▸ Stored data
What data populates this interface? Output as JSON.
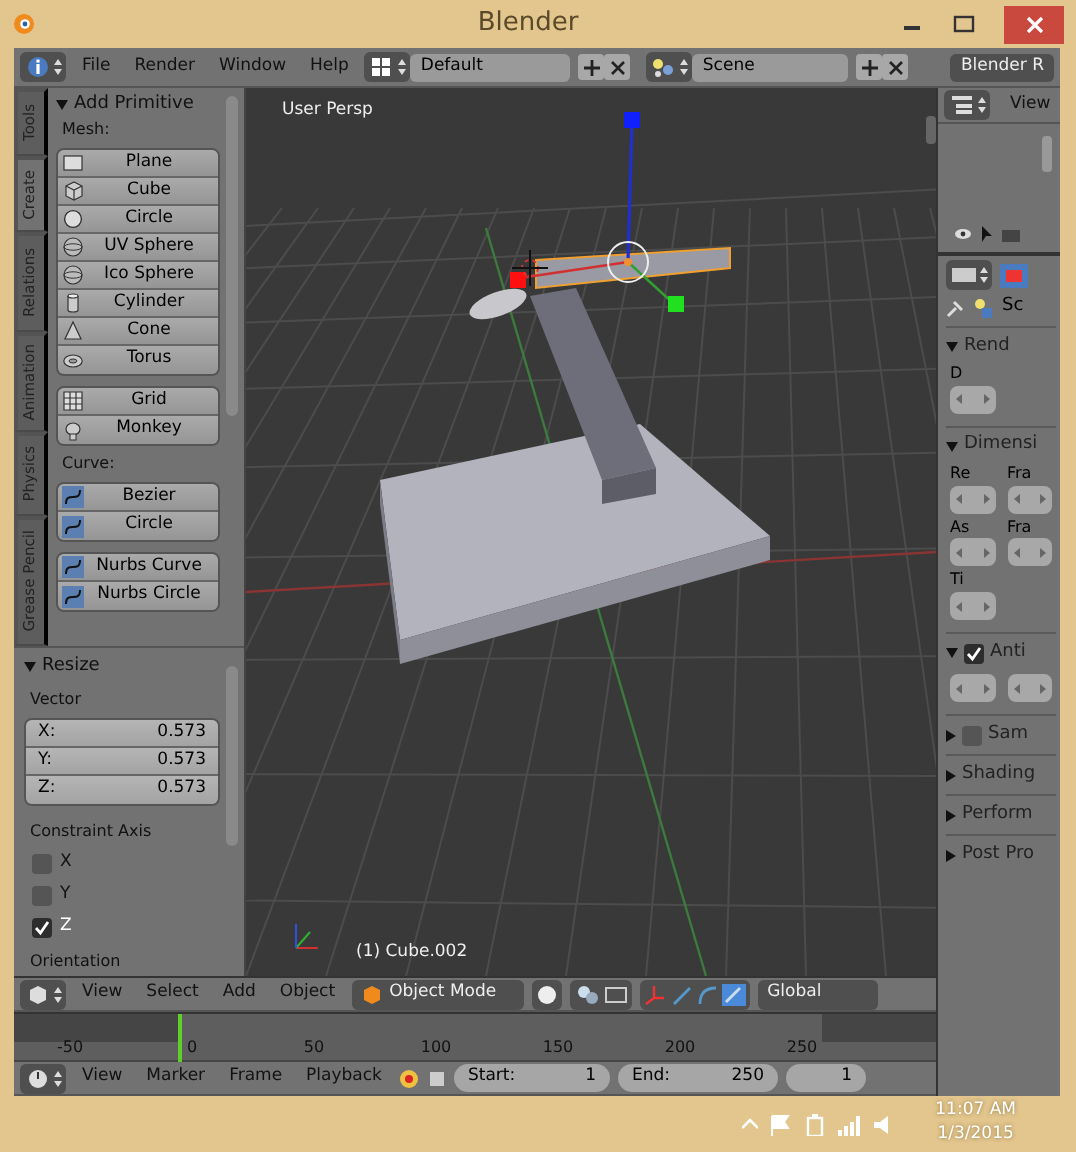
{
  "window": {
    "title": "Blender"
  },
  "info_header": {
    "menus": [
      "File",
      "Render",
      "Window",
      "Help"
    ],
    "layout": "Default",
    "scene": "Scene",
    "engine": "Blender R"
  },
  "toolshelf": {
    "tabs": [
      {
        "label": "Tools",
        "selected": false
      },
      {
        "label": "Create",
        "selected": true
      },
      {
        "label": "Relations",
        "selected": false
      },
      {
        "label": "Animation",
        "selected": false
      },
      {
        "label": "Physics",
        "selected": false
      },
      {
        "label": "Grease Pencil",
        "selected": false
      }
    ],
    "panel": {
      "title": "Add Primitive",
      "expanded": true
    },
    "groups": [
      {
        "label": "Mesh:",
        "blocks": [
          [
            {
              "label": "Plane",
              "kind": "plane"
            },
            {
              "label": "Cube",
              "kind": "cube"
            },
            {
              "label": "Circle",
              "kind": "circle"
            },
            {
              "label": "UV Sphere",
              "kind": "sphere"
            },
            {
              "label": "Ico Sphere",
              "kind": "sphere"
            },
            {
              "label": "Cylinder",
              "kind": "cylinder"
            },
            {
              "label": "Cone",
              "kind": "cone"
            },
            {
              "label": "Torus",
              "kind": "torus"
            }
          ],
          [
            {
              "label": "Grid",
              "kind": "grid"
            },
            {
              "label": "Monkey",
              "kind": "head"
            }
          ]
        ]
      },
      {
        "label": "Curve:",
        "blocks": [
          [
            {
              "label": "Bezier",
              "kind": "curve"
            },
            {
              "label": "Circle",
              "kind": "curve"
            }
          ],
          [
            {
              "label": "Nurbs Curve",
              "kind": "curve"
            },
            {
              "label": "Nurbs Circle",
              "kind": "curve"
            }
          ]
        ]
      }
    ]
  },
  "operator_panel": {
    "title": "Resize",
    "expanded": true,
    "vector_label": "Vector",
    "fields": [
      {
        "label": "X:",
        "value": "0.573"
      },
      {
        "label": "Y:",
        "value": "0.573"
      },
      {
        "label": "Z:",
        "value": "0.573"
      }
    ],
    "constraint_label": "Constraint Axis",
    "axes": [
      {
        "label": "X",
        "checked": false
      },
      {
        "label": "Y",
        "checked": false
      },
      {
        "label": "Z",
        "checked": true
      }
    ],
    "orientation_label": "Orientation"
  },
  "viewport": {
    "view_name": "User Persp",
    "object_name": "(1) Cube.002"
  },
  "view3d_header": {
    "menus": [
      "View",
      "Select",
      "Add",
      "Object"
    ],
    "mode": "Object Mode",
    "orientation": "Global"
  },
  "timeline": {
    "ticks": [
      "-50",
      "0",
      "50",
      "100",
      "150",
      "200",
      "250"
    ],
    "menus": [
      "View",
      "Marker",
      "Frame",
      "Playback"
    ],
    "start": {
      "label": "Start:",
      "value": "1"
    },
    "end": {
      "label": "End:",
      "value": "250"
    },
    "current": "1"
  },
  "outliner": {
    "menu": "View"
  },
  "properties": {
    "context": "Sc",
    "panels": [
      {
        "title": "Rend",
        "expanded": true,
        "kind": "plain",
        "labels": [
          "D"
        ]
      },
      {
        "title": "Dimensi",
        "expanded": true,
        "kind": "plain",
        "labels": [
          "Re",
          "Fra",
          "As",
          "Fra",
          "Ti"
        ]
      },
      {
        "title": "Anti",
        "expanded": true,
        "kind": "toggle",
        "checked": true
      },
      {
        "title": "Sam",
        "expanded": false,
        "kind": "toggle",
        "checked": false
      },
      {
        "title": "Shading",
        "expanded": false,
        "kind": "plain"
      },
      {
        "title": "Perform",
        "expanded": false,
        "kind": "plain"
      },
      {
        "title": "Post Pro",
        "expanded": false,
        "kind": "plain"
      }
    ]
  },
  "taskbar": {
    "time": "11:07 AM",
    "date": "1/3/2015"
  }
}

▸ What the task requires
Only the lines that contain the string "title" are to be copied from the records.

▸ Exercise output
    "title": "Blender"
      "title": "Add Primitive",
    "title": "Resize",
        "title": "Rend",
        "title": "Dimensi",
        "title": "Anti",
        "title": "Sam",
        "title": "Shading",
        "title": "Perform",
        "title": "Post Pro",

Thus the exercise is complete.